In the aftermath of nearly any disaster, it’s common to read about people uniting, pulling together and looking out for each other. Often, these responses are tied to specific groups (Americans pull together, neighbors pull together, the city pulls together). When this language becomes excessive, and the worst the disaster is the more excessive it usually becomes, there’s a sense that “pulling together” is some singularly human quality.

But not so fast, says science. We’re not the only creatures who unite under adversity. In fact, even the lowly, much maligned rat possesses the quality of pulling together and looking beyond its own needs. And the research on this is long, solid, and at least for me, pretty startling. Here are two examples, set 40 years apart:

A group of rats were placed in a cage in which there were two available containers for pellets. The lever on one container was very easy to press and the lever on the other very difficult to press. The rats quickly learned to ignore the difficult container and use the easy one to get their food.

The researchers then added another layer to the situation by placing a second cage of rats near to the first. Whenever the rats in the first cage pressed the easy lever for their food, the rats in the second cage got an electric shock.

So what happened? After becoming aware that their actions were causing the rats in the second cage suffering, the rats in the first cage worked together in twos and threes to lower the lever on the difficult container so their fellow rats would not receive the shocks.
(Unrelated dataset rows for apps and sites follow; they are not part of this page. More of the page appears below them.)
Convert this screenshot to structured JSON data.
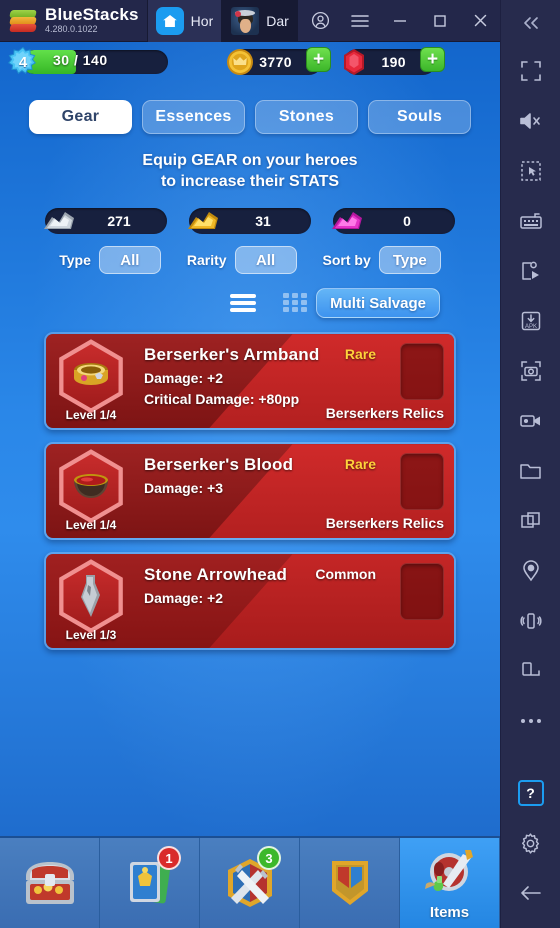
{
  "window": {
    "app_name": "BlueStacks",
    "version": "4.280.0.1022",
    "tabs": [
      {
        "label": "Hor",
        "icon": "home-icon",
        "active": false
      },
      {
        "label": "Dar",
        "icon": "game-avatar-icon",
        "active": true
      }
    ],
    "controls": [
      {
        "name": "account-icon"
      },
      {
        "name": "menu-icon"
      },
      {
        "name": "minimize-icon"
      },
      {
        "name": "maximize-icon"
      },
      {
        "name": "close-icon"
      }
    ]
  },
  "sidebar": {
    "collapse_icon": "chevron-double-left-icon",
    "items": [
      {
        "icon": "fullscreen-icon"
      },
      {
        "icon": "mute-icon"
      },
      {
        "icon": "select-region-icon"
      },
      {
        "icon": "keyboard-icon"
      },
      {
        "icon": "macro-play-icon"
      },
      {
        "icon": "install-apk-icon"
      },
      {
        "icon": "screenshot-icon"
      },
      {
        "icon": "record-video-icon"
      },
      {
        "icon": "folder-icon"
      },
      {
        "icon": "multi-instance-icon"
      },
      {
        "icon": "location-icon"
      },
      {
        "icon": "shake-icon"
      },
      {
        "icon": "rotate-icon"
      },
      {
        "icon": "more-icon"
      }
    ],
    "bottom_items": [
      {
        "icon": "help-icon",
        "label": "?",
        "highlight_color": "#1b9cf0"
      },
      {
        "icon": "settings-gear-icon"
      },
      {
        "icon": "back-arrow-icon"
      }
    ]
  },
  "game": {
    "topbar": {
      "level": "4",
      "xp": "30 / 140",
      "xp_percent": 37,
      "gold": {
        "icon": "gold-coin-icon",
        "value": "3770",
        "add_label": "+"
      },
      "gems": {
        "icon": "red-gem-icon",
        "value": "190",
        "add_label": "+"
      }
    },
    "category_tabs": [
      {
        "label": "Gear",
        "active": true
      },
      {
        "label": "Essences",
        "active": false
      },
      {
        "label": "Stones",
        "active": false
      },
      {
        "label": "Souls",
        "active": false
      }
    ],
    "subtitle_line1": "Equip GEAR on your heroes",
    "subtitle_line2": "to increase their STATS",
    "materials": [
      {
        "icon": "silver-scrap-icon",
        "value": "271"
      },
      {
        "icon": "gold-scrap-icon",
        "value": "31"
      },
      {
        "icon": "pink-crystal-icon",
        "value": "0"
      }
    ],
    "filters": [
      {
        "label": "Type",
        "value": "All"
      },
      {
        "label": "Rarity",
        "value": "All"
      },
      {
        "label": "Sort by",
        "value": "Type"
      }
    ],
    "view_toggles": [
      {
        "icon": "list-view-icon",
        "active": true
      },
      {
        "icon": "grid-view-icon",
        "active": false
      }
    ],
    "multi_salvage_label": "Multi Salvage",
    "items": [
      {
        "name": "Berserker's Armband",
        "rarity": "Rare",
        "rarity_class": "rare",
        "stats": [
          "Damage: +2",
          "Critical Damage: +80pp"
        ],
        "level": "Level 1/4",
        "set": "Berserkers Relics",
        "icon": "golden-armband-icon"
      },
      {
        "name": "Berserker's Blood",
        "rarity": "Rare",
        "rarity_class": "rare",
        "stats": [
          "Damage: +3"
        ],
        "level": "Level 1/4",
        "set": "Berserkers Relics",
        "icon": "blood-bowl-icon"
      },
      {
        "name": "Stone Arrowhead",
        "rarity": "Common",
        "rarity_class": "common",
        "stats": [
          "Damage: +2"
        ],
        "level": "Level 1/3",
        "set": "",
        "icon": "stone-arrowhead-icon"
      }
    ],
    "bottom_nav": [
      {
        "icon": "treasure-chest-icon",
        "label": "",
        "badge": "",
        "badge_color": "",
        "active": false
      },
      {
        "icon": "cards-icon",
        "label": "",
        "badge": "1",
        "badge_color": "#d92b2b",
        "active": false
      },
      {
        "icon": "weapons-icon",
        "label": "",
        "badge": "3",
        "badge_color": "#3cb82b",
        "active": false
      },
      {
        "icon": "banner-icon",
        "label": "",
        "badge": "",
        "badge_color": "",
        "active": false
      },
      {
        "icon": "items-icon",
        "label": "Items",
        "badge": "",
        "badge_color": "",
        "active": true
      }
    ]
  },
  "colors": {
    "accent_blue": "#1b9cf0",
    "rare_gold": "#ffd23b",
    "badge_red": "#d92b2b",
    "badge_green": "#3cb82b"
  }
}
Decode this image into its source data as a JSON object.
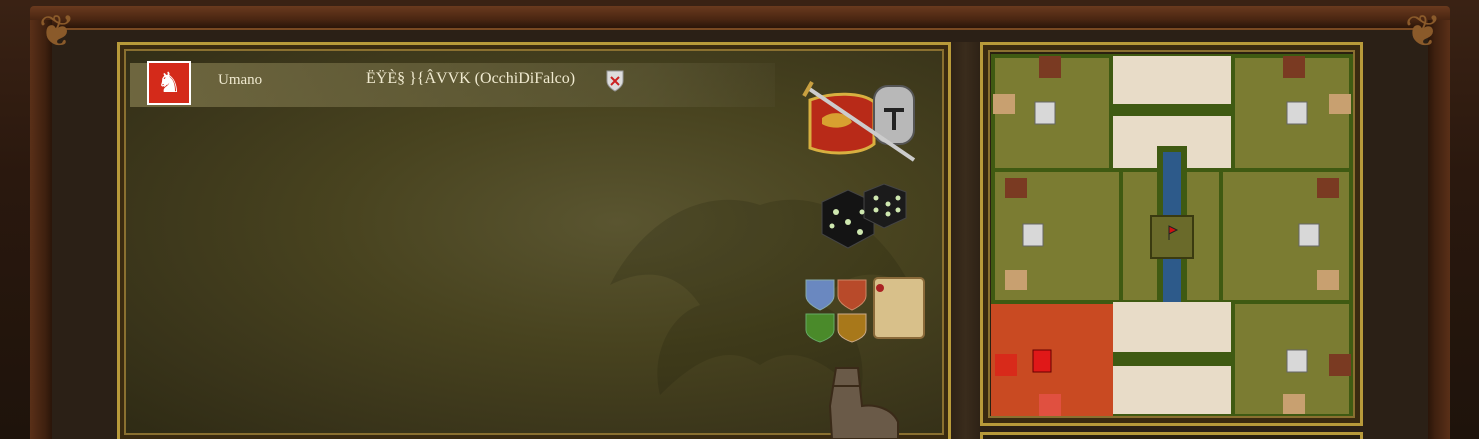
{
  "player": {
    "type": "Umano",
    "name": "ËŸÈ§ }{ÂVVK (OcchiDiFalco)"
  },
  "side_icons": [
    "sword-shield-helmet-icon",
    "dice-icon",
    "heraldry-scroll-icon",
    "boot-icon"
  ],
  "map": {
    "colors": {
      "grass": "#7b7c32",
      "dark_grass": "#3f5a12",
      "sand": "#e8dcc8",
      "water": "#2d5a8a",
      "player_red": "#c94a22",
      "plot": "#7a3a22",
      "light_plot": "#c8a070"
    }
  }
}
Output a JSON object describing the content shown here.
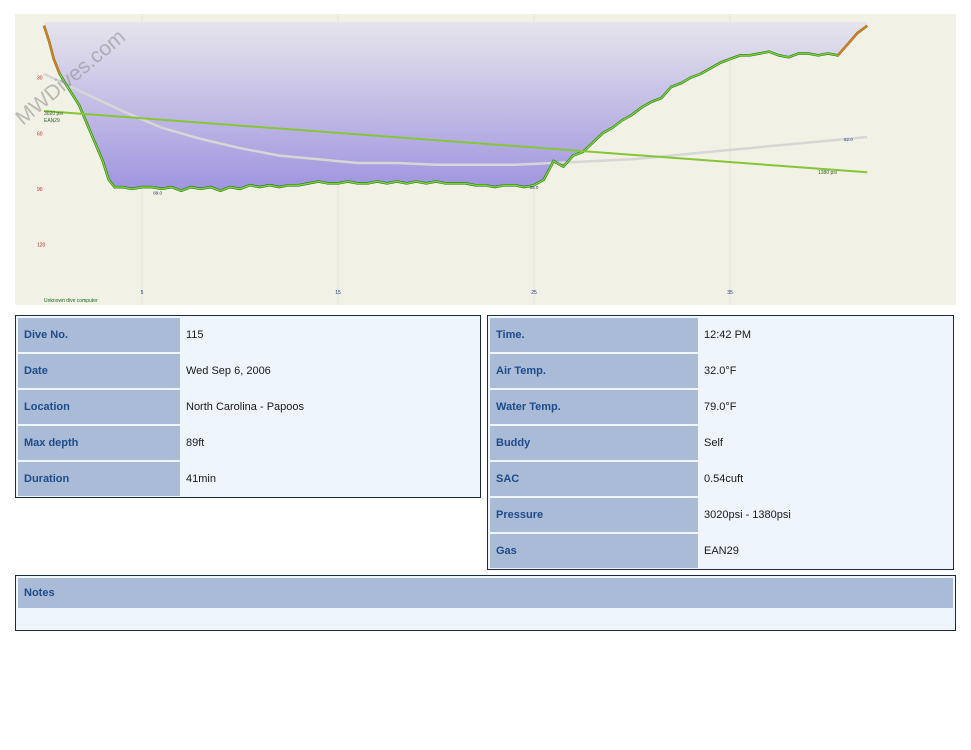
{
  "chart_data": {
    "type": "area",
    "watermark": "MWDives.com",
    "footer_text": "Unknown dive computer",
    "depth_unit": "ft",
    "y_ticks": [
      30,
      60,
      90,
      120
    ],
    "x_ticks": [
      5,
      15,
      25,
      35
    ],
    "xlim": [
      0,
      46
    ],
    "ylim": [
      0,
      137
    ],
    "depth_profile": {
      "name": "depth",
      "x": [
        0,
        0.25,
        0.5,
        0.8,
        1.2,
        1.8,
        2.4,
        3.0,
        3.3,
        3.6,
        4.0,
        4.5,
        5.0,
        5.5,
        6.0,
        6.5,
        7.0,
        7.5,
        8.0,
        8.5,
        9.0,
        9.5,
        10.0,
        10.5,
        11.0,
        11.5,
        12.0,
        12.5,
        13.0,
        13.5,
        14.0,
        14.5,
        15.0,
        15.5,
        16.0,
        16.5,
        17.0,
        17.5,
        18.0,
        18.5,
        19.0,
        19.5,
        20.0,
        20.5,
        21.0,
        21.5,
        22.0,
        22.5,
        23.0,
        23.5,
        24.0,
        24.5,
        25.0,
        25.5,
        26.0,
        26.5,
        27.0,
        27.5,
        28.0,
        28.5,
        29.0,
        29.5,
        30.0,
        30.5,
        31.0,
        31.5,
        32.0,
        32.5,
        33.0,
        33.5,
        34.0,
        34.5,
        35.0,
        35.5,
        36.0,
        36.5,
        37.0,
        37.5,
        38.0,
        38.5,
        39.0,
        39.5,
        40.0,
        40.5,
        41.0,
        41.5,
        42.0
      ],
      "y": [
        2,
        10,
        20,
        28,
        35,
        45,
        60,
        75,
        85,
        89,
        89,
        90,
        89,
        89,
        90,
        89,
        91,
        89,
        90,
        89,
        91,
        89,
        90,
        88,
        89,
        88,
        89,
        88,
        88,
        87,
        86,
        87,
        87,
        86,
        87,
        87,
        86,
        87,
        86,
        87,
        86,
        87,
        86,
        87,
        87,
        87,
        88,
        88,
        89,
        88,
        88,
        89,
        88,
        85,
        75,
        78,
        72,
        70,
        65,
        60,
        57,
        53,
        50,
        46,
        43,
        41,
        35,
        33,
        30,
        28,
        25,
        22,
        20,
        18,
        18,
        17,
        16,
        18,
        19,
        17,
        17,
        18,
        17,
        18,
        12,
        6,
        2
      ],
      "annotations": [
        {
          "x": 5.8,
          "y": 93,
          "label": "89.0"
        },
        {
          "x": 25.0,
          "y": 90,
          "label": "88.0"
        }
      ]
    },
    "pressure": {
      "name": "tank pressure",
      "start_label": "3020 psi",
      "gas_label": "EAN29",
      "end_label": "1380 psi",
      "x": [
        0,
        42
      ],
      "y": [
        48,
        81
      ]
    },
    "temperature": {
      "name": "temperature",
      "end_label": "62.0",
      "x": [
        0,
        2,
        4,
        6,
        8,
        10,
        12,
        14,
        16,
        18,
        20,
        22,
        24,
        26,
        28,
        30,
        32,
        34,
        36,
        38,
        40,
        42
      ],
      "y": [
        28,
        38,
        48,
        57,
        63,
        68,
        72,
        74,
        76,
        76,
        77,
        77,
        77,
        76,
        75,
        74,
        72,
        70,
        68,
        66,
        64,
        62
      ]
    },
    "colors": {
      "plot_background": "#f2f1e6",
      "fill_top": "#e6e5ec",
      "fill_bottom": "#9f94df",
      "depth_line_dark": "#0f5d1e",
      "depth_line_light": "#7bd32d",
      "ascent_warning": "#e07a1b",
      "pressure_line": "#87c536",
      "temperature_line": "#d6d6d6",
      "depth_tick_labels": "#c0282b",
      "time_tick_labels": "#1a3a8a"
    }
  },
  "left_table": {
    "rows": [
      {
        "label": "Dive No.",
        "value": "115"
      },
      {
        "label": "Date",
        "value": "Wed Sep 6, 2006"
      },
      {
        "label": "Location",
        "value": "North Carolina - Papoos"
      },
      {
        "label": "Max depth",
        "value": "89ft"
      },
      {
        "label": "Duration",
        "value": "41min"
      }
    ]
  },
  "right_table": {
    "rows": [
      {
        "label": "Time.",
        "value": "12:42 PM"
      },
      {
        "label": "Air Temp.",
        "value": "32.0°F"
      },
      {
        "label": "Water Temp.",
        "value": "79.0°F"
      },
      {
        "label": "Buddy",
        "value": "Self"
      },
      {
        "label": "SAC",
        "value": "0.54cuft"
      },
      {
        "label": "Pressure",
        "value": "3020psi - 1380psi"
      },
      {
        "label": "Gas",
        "value": "EAN29"
      }
    ]
  },
  "notes": {
    "label": "Notes",
    "value": ""
  }
}
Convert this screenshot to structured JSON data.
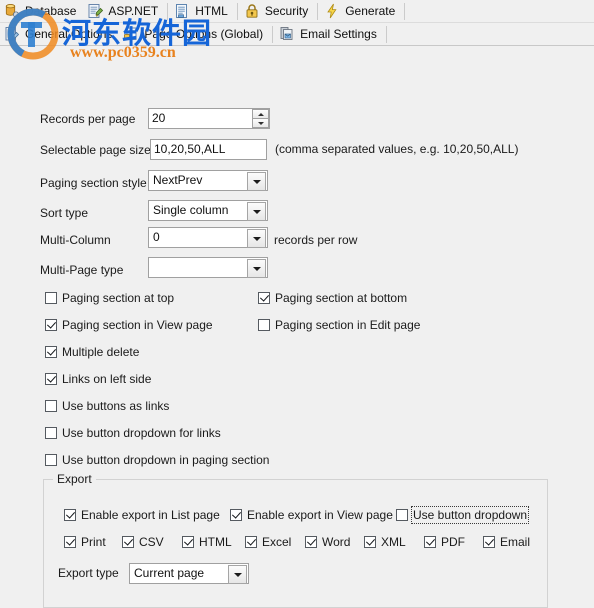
{
  "toolbar_main": {
    "items": [
      {
        "label": "Database",
        "icon": "database-icon"
      },
      {
        "label": "ASP.NET",
        "icon": "aspnet-document-icon"
      },
      {
        "label": "HTML",
        "icon": "html-document-icon"
      },
      {
        "label": "Security",
        "icon": "padlock-icon"
      },
      {
        "label": "Generate",
        "icon": "lightning-bolt-icon"
      }
    ]
  },
  "toolbar_sub": {
    "items": [
      {
        "label": "General Options",
        "icon": "pencil-document-icon"
      },
      {
        "label": "Page Options (Global)",
        "icon": "page-options-icon"
      },
      {
        "label": "Email Settings",
        "icon": "email-settings-icon"
      }
    ]
  },
  "watermark": {
    "text_cn": "河东软件园",
    "url": "www.pc0359.cn"
  },
  "fields": {
    "records_per_page": {
      "label": "Records per page",
      "value": "20"
    },
    "selectable_page_sizes": {
      "label": "Selectable page sizes",
      "value": "10,20,50,ALL",
      "hint": "(comma separated values, e.g. 10,20,50,ALL)"
    },
    "paging_section_style": {
      "label": "Paging section style",
      "value": "NextPrev"
    },
    "sort_type": {
      "label": "Sort type",
      "value": "Single column"
    },
    "multi_column": {
      "label": "Multi-Column",
      "value": "0",
      "suffix": "records per row"
    },
    "multi_page_type": {
      "label": "Multi-Page type",
      "value": ""
    }
  },
  "checkboxes": {
    "paging_top": {
      "label": "Paging section at top",
      "checked": false
    },
    "paging_bottom": {
      "label": "Paging section at bottom",
      "checked": true
    },
    "paging_view": {
      "label": "Paging section in View page",
      "checked": true
    },
    "paging_edit": {
      "label": "Paging section in Edit page",
      "checked": false
    },
    "multiple_delete": {
      "label": "Multiple delete",
      "checked": true
    },
    "links_left": {
      "label": "Links on left side",
      "checked": true
    },
    "buttons_as_links": {
      "label": "Use buttons as links",
      "checked": false
    },
    "dropdown_for_links": {
      "label": "Use button dropdown for links",
      "checked": false
    },
    "dropdown_paging": {
      "label": "Use button dropdown in paging section",
      "checked": false
    }
  },
  "export": {
    "title": "Export",
    "enable_list": {
      "label": "Enable export in List page",
      "checked": true
    },
    "enable_view": {
      "label": "Enable export in View page",
      "checked": true
    },
    "use_dropdown": {
      "label": "Use button dropdown",
      "checked": false
    },
    "formats": [
      {
        "label": "Print",
        "checked": true
      },
      {
        "label": "CSV",
        "checked": true
      },
      {
        "label": "HTML",
        "checked": true
      },
      {
        "label": "Excel",
        "checked": true
      },
      {
        "label": "Word",
        "checked": true
      },
      {
        "label": "XML",
        "checked": true
      },
      {
        "label": "PDF",
        "checked": true
      },
      {
        "label": "Email",
        "checked": true
      }
    ],
    "export_type": {
      "label": "Export type",
      "value": "Current page"
    }
  }
}
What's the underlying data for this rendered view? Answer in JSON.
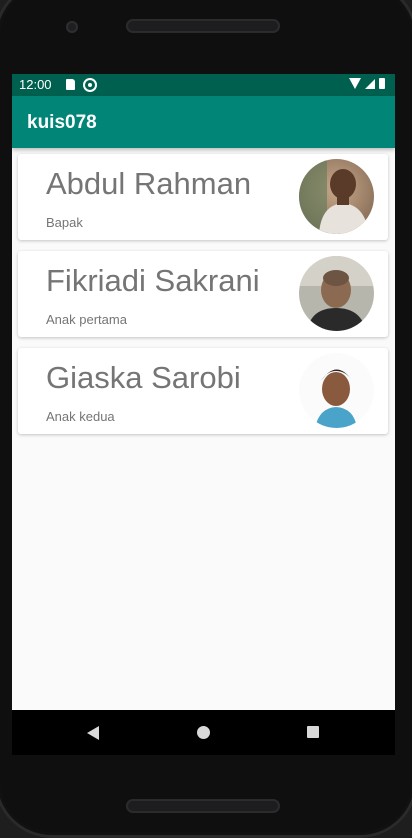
{
  "status_bar": {
    "time": "12:00",
    "icons": [
      "sd-card-icon",
      "sync-icon",
      "wifi-icon",
      "signal-icon",
      "battery-icon"
    ]
  },
  "app_bar": {
    "title": "kuis078",
    "color": "#008577"
  },
  "contacts": [
    {
      "name": "Abdul Rahman",
      "role": "Bapak",
      "avatar": "photo-avatar-icon"
    },
    {
      "name": "Fikriadi Sakrani",
      "role": "Anak pertama",
      "avatar": "photo-avatar-icon"
    },
    {
      "name": "Giaska Sarobi",
      "role": "Anak kedua",
      "avatar": "photo-avatar-icon"
    }
  ],
  "nav_bar": {
    "icons": [
      "back-icon",
      "home-icon",
      "recents-icon"
    ]
  },
  "colors": {
    "status_bar": "#00604f",
    "app_bar": "#008577",
    "text_secondary": "#757575",
    "background": "#fafafa"
  }
}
The above research is from 1967. More recently, in the December 9, 2011 edition of the prestigious journal, Science, a team of University of Chicago researchers found that rats would choose to free trapped rats rather than eat chocolate.

“We were shocked,” said one of the researchers, Peggy Mason. “It said to us that essentially helping their cagemate is on a par with chocolate. He can hog the entire chocolate stash if he wanted to, and he does not. 

Interestingly, both females and males exhibited the freeing behavior – but with a difference. “The females, once they open the door, they open the door every day, and within a few minutes,” Dr. Mason said. “But the male rats would occasionally take off a day.”

Science is subscription-based, but you can view the abstract of the study here: